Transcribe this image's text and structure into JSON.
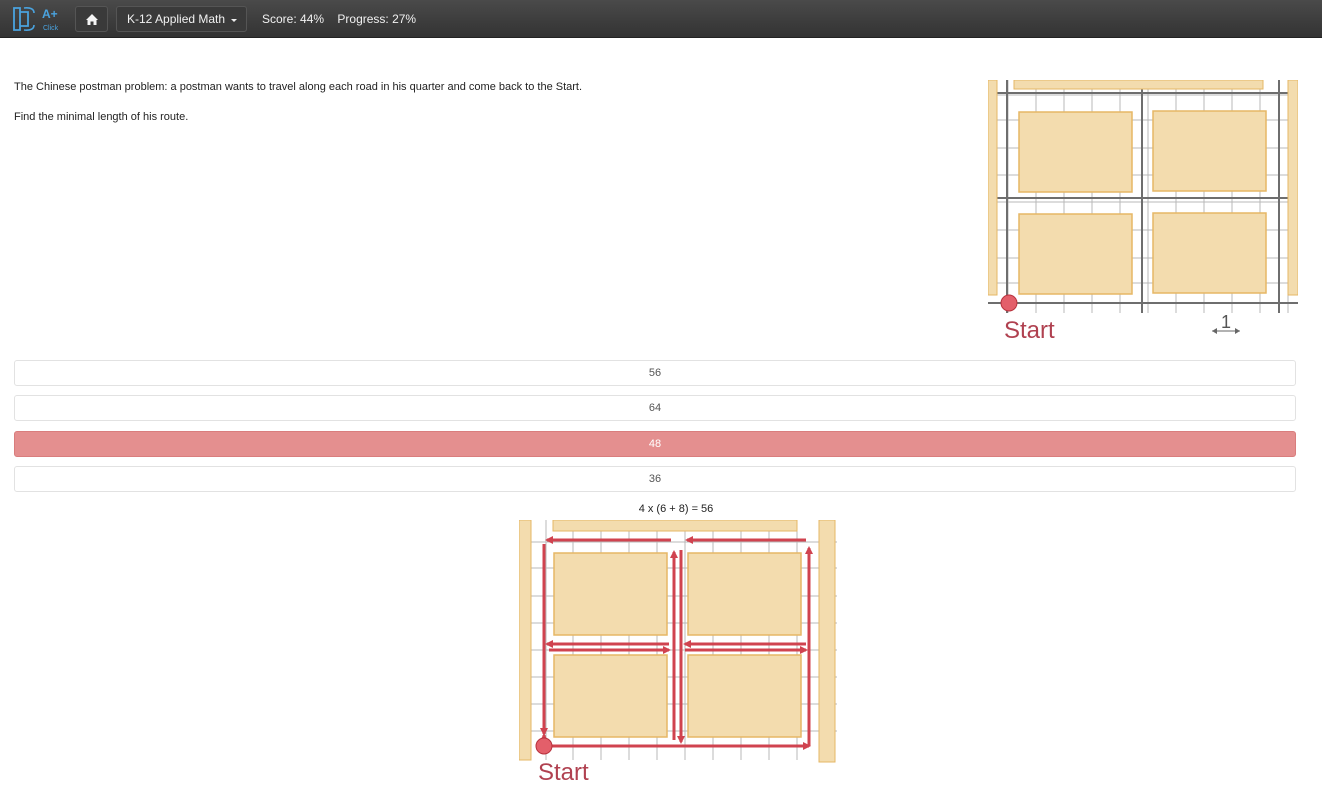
{
  "header": {
    "logo_text": "A+",
    "logo_subtext": "Click",
    "course": "K-12 Applied Math",
    "score_label": "Score: 44%",
    "progress_label": "Progress: 27%"
  },
  "question": {
    "line1": "The Chinese postman problem: a postman wants to travel along each road in his quarter and come back to the Start.",
    "line2": "Find the minimal length of his route."
  },
  "figure": {
    "start_label": "Start",
    "scale_label": "1"
  },
  "answers": [
    {
      "label": "56",
      "selected": false
    },
    {
      "label": "64",
      "selected": false
    },
    {
      "label": "48",
      "selected": true
    },
    {
      "label": "36",
      "selected": false
    }
  ],
  "explanation": {
    "formula": "4 x (6 + 8) = 56",
    "start_label": "Start"
  },
  "colors": {
    "selected": "#e48f8f",
    "route_red": "#d0434f",
    "block_fill": "#f3dcae",
    "block_border": "#e6b765"
  }
}
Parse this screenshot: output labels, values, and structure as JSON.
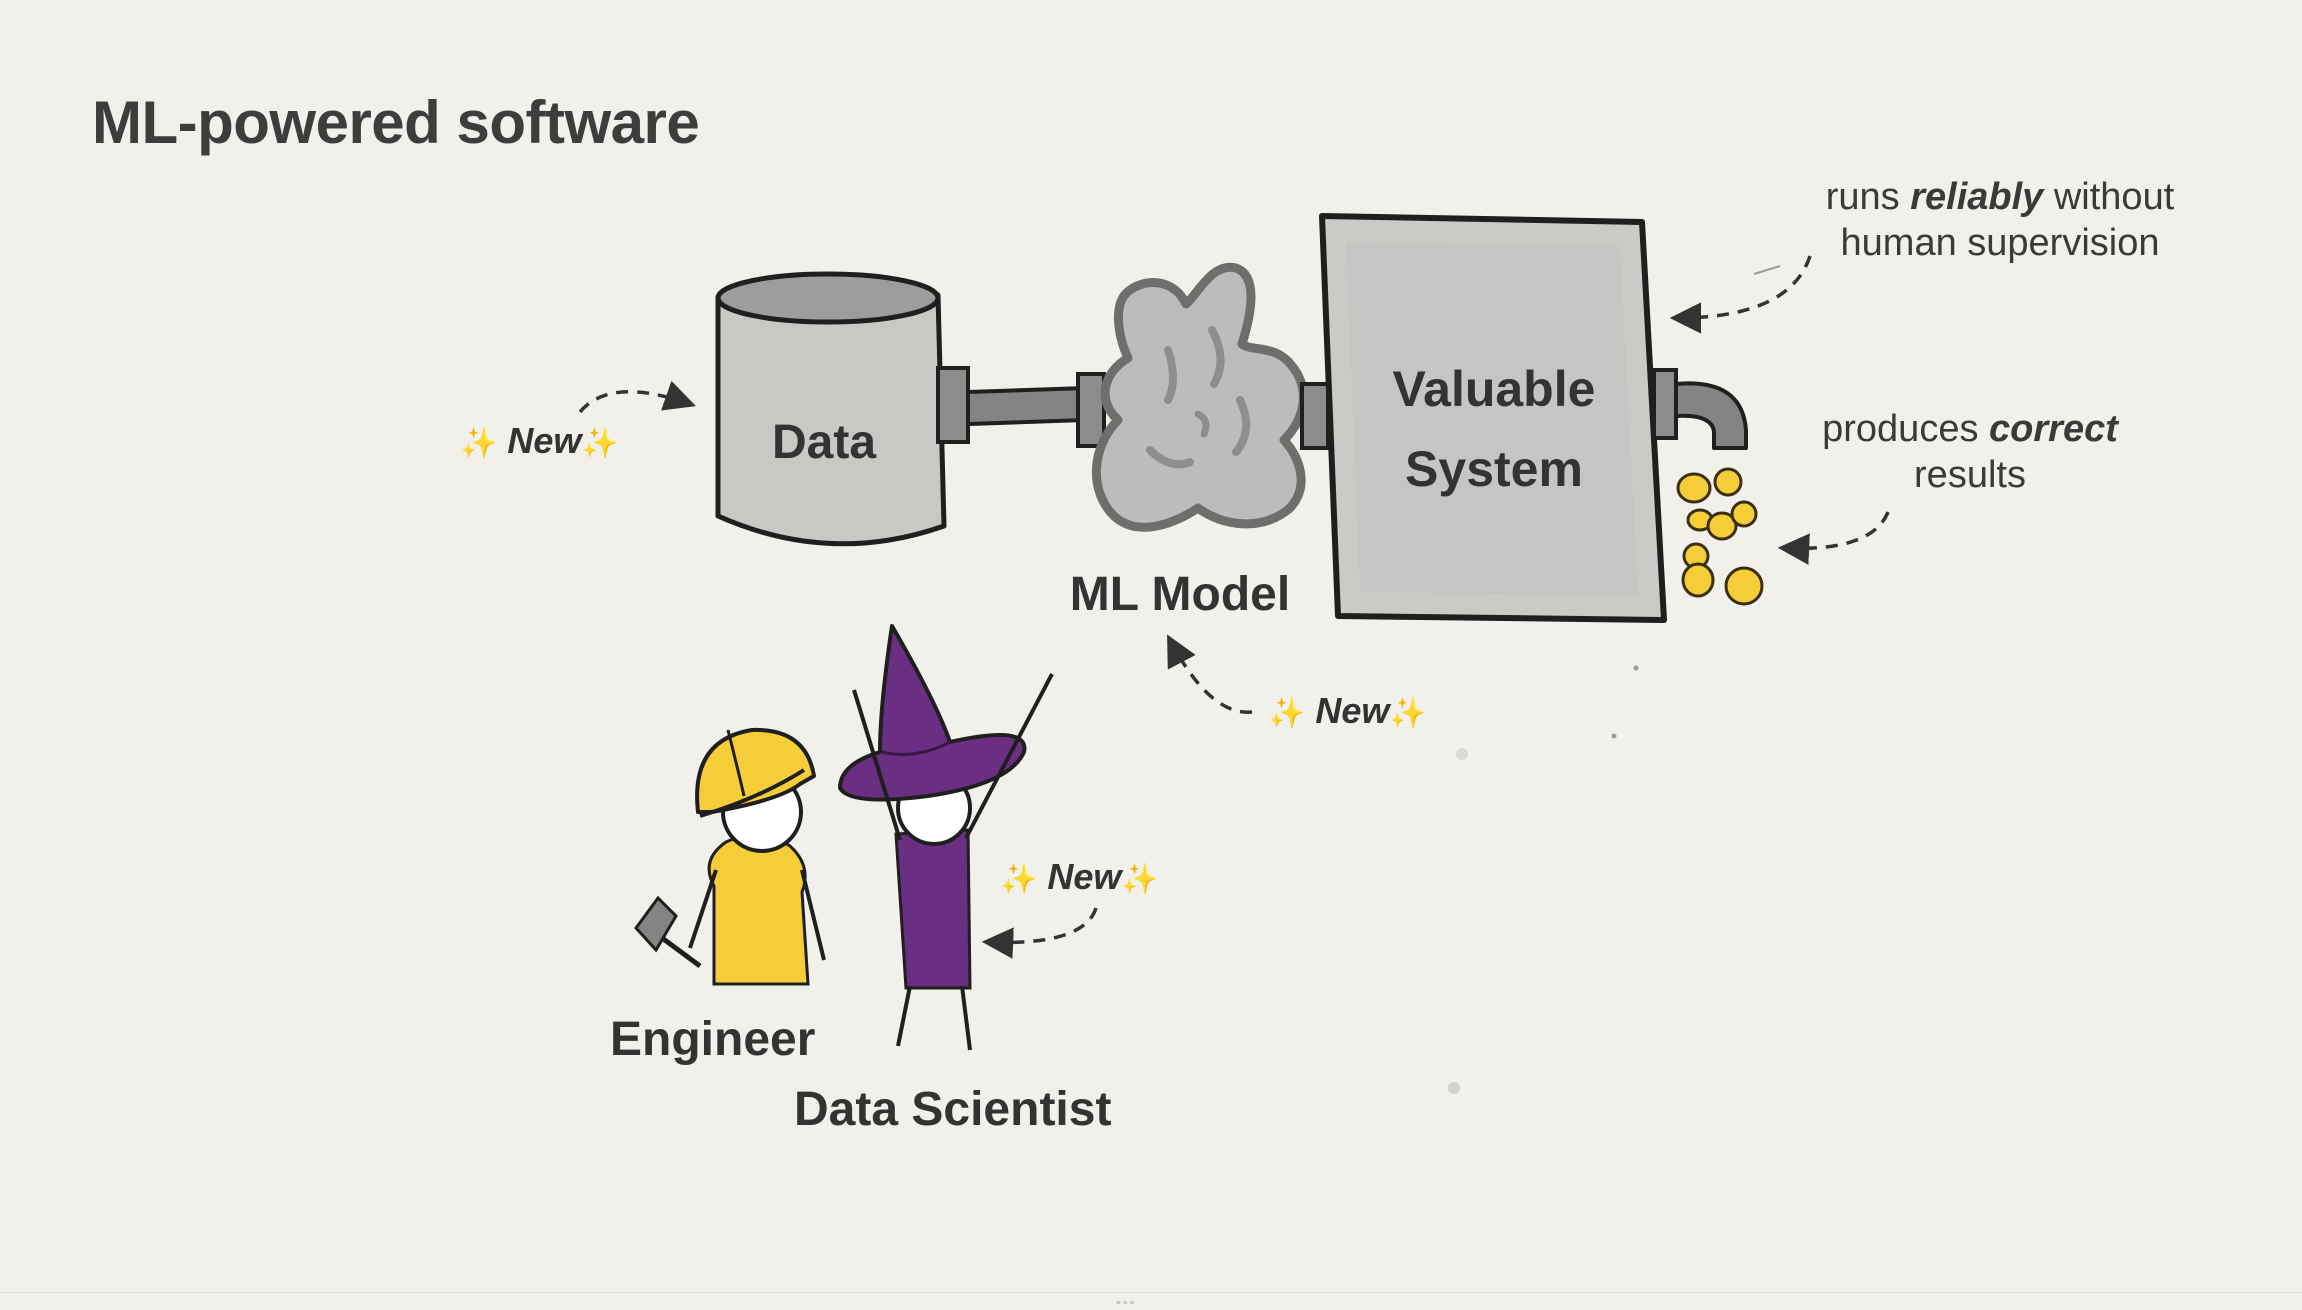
{
  "slide": {
    "title": "ML-powered software"
  },
  "diagram": {
    "data_label": "Data",
    "model_label": "ML Model",
    "system_label_line1": "Valuable",
    "system_label_line2": "System"
  },
  "annotations": {
    "reliable": {
      "pre": "runs ",
      "emphasis": "reliably",
      "post": " without",
      "line2": "human supervision"
    },
    "correct": {
      "pre": "produces ",
      "emphasis": "correct",
      "line2": "results"
    },
    "new_tag": "New",
    "sparkle": "✨"
  },
  "people": {
    "engineer": "Engineer",
    "data_scientist": "Data Scientist"
  },
  "colors": {
    "background": "#f2f0eb",
    "gray_fill": "#c8c7c4",
    "outline": "#1f1f1f",
    "gold": "#f4cd38",
    "purple": "#6a2f82"
  }
}
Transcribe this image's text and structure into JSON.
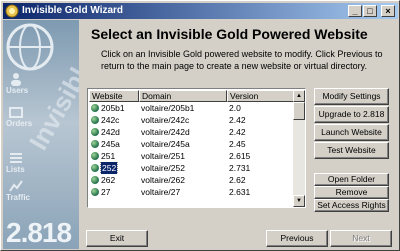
{
  "window": {
    "title": "Invisible Gold Wizard"
  },
  "titlebar_buttons": {
    "minimize": "_",
    "maximize": "□",
    "close": "×"
  },
  "sidebar": {
    "items": [
      {
        "label": "Users",
        "icon": "users-icon"
      },
      {
        "label": "Orders",
        "icon": "orders-icon"
      },
      {
        "label": "Lists",
        "icon": "lists-icon"
      },
      {
        "label": "Traffic",
        "icon": "traffic-icon"
      }
    ],
    "watermark": "Invisible",
    "version": "2.818"
  },
  "main": {
    "title": "Select an Invisible Gold Powered Website",
    "instructions": "Click on an Invisible Gold powered website to modify.  Click Previous to return to the main page to create a new website or virtual directory."
  },
  "table": {
    "columns": [
      "Website",
      "Domain",
      "Version"
    ],
    "rows": [
      {
        "website": "205b1",
        "domain": "voltaire/205b1",
        "version": "2.0"
      },
      {
        "website": "242c",
        "domain": "voltaire/242c",
        "version": "2.42"
      },
      {
        "website": "242d",
        "domain": "voltaire/242d",
        "version": "2.42"
      },
      {
        "website": "245a",
        "domain": "voltaire/245a",
        "version": "2.45"
      },
      {
        "website": "251",
        "domain": "voltaire/251",
        "version": "2.615"
      },
      {
        "website": "252",
        "domain": "voltaire/252",
        "version": "2.731",
        "selected": true
      },
      {
        "website": "262",
        "domain": "voltaire/262",
        "version": "2.62"
      },
      {
        "website": "27",
        "domain": "voltaire/27",
        "version": "2.631"
      }
    ]
  },
  "actions": {
    "modify_settings": "Modify Settings",
    "upgrade": "Upgrade to 2.818",
    "launch": "Launch Website",
    "test": "Test Website",
    "open_folder": "Open Folder",
    "remove": "Remove",
    "access_rights": "Set Access Rights"
  },
  "nav": {
    "exit": "Exit",
    "previous": "Previous",
    "next": "Next"
  },
  "colors": {
    "titlebar_start": "#0a246a",
    "titlebar_end": "#a6caf0",
    "selection": "#0a246a"
  }
}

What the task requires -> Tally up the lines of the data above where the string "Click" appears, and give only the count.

Result below -> 2